= Beginning of Section =

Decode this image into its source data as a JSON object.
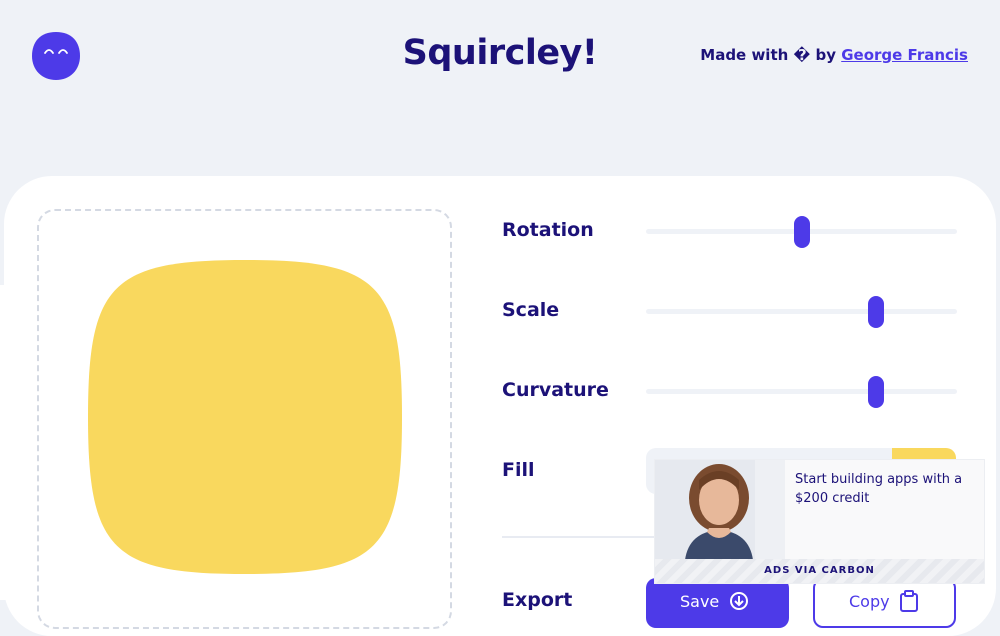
{
  "header": {
    "title": "Squircley!",
    "credit_prefix": "Made with",
    "credit_heart": "�",
    "credit_by": "by",
    "credit_author": "George Francis"
  },
  "controls": {
    "rotation": {
      "label": "Rotation",
      "value": 0.5
    },
    "scale": {
      "label": "Scale",
      "value": 0.74
    },
    "curvature": {
      "label": "Curvature",
      "value": 0.74
    },
    "fill": {
      "label": "Fill",
      "value": "",
      "color": "#f9d85e"
    },
    "export": {
      "label": "Export",
      "save_label": "Save",
      "copy_label": "Copy"
    }
  },
  "ad": {
    "text": "Start building apps with a $200 credit",
    "footer": "ADS VIA CARBON"
  },
  "colors": {
    "accent": "#4d3ae8",
    "text": "#1c1278",
    "background": "#eff2f7",
    "shape_fill": "#f9d85e"
  }
}
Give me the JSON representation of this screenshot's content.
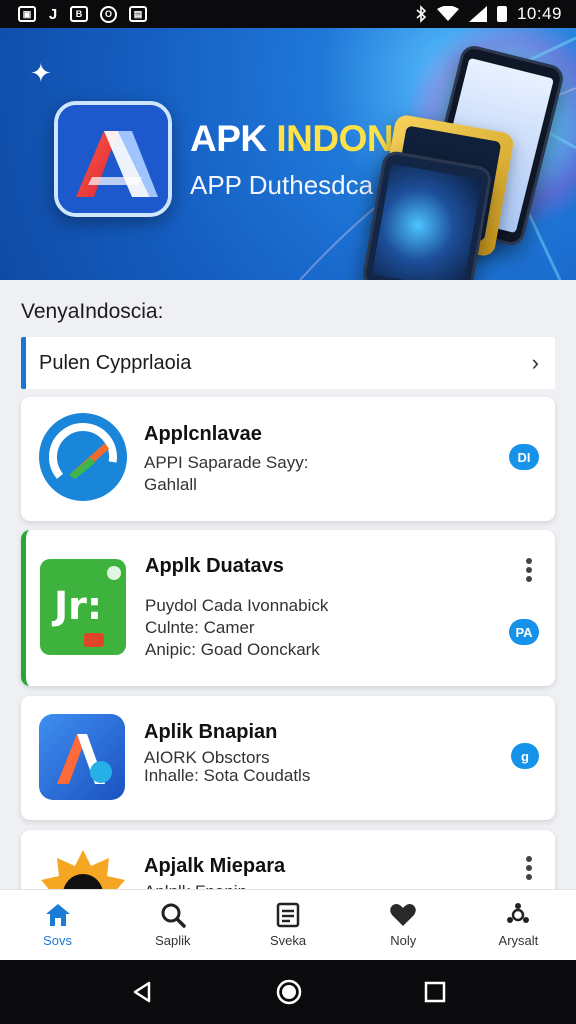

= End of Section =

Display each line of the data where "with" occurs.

→ Problem solution
    "credit_prefix": "Made with",
    "text": "Start building apps with a $200 credit",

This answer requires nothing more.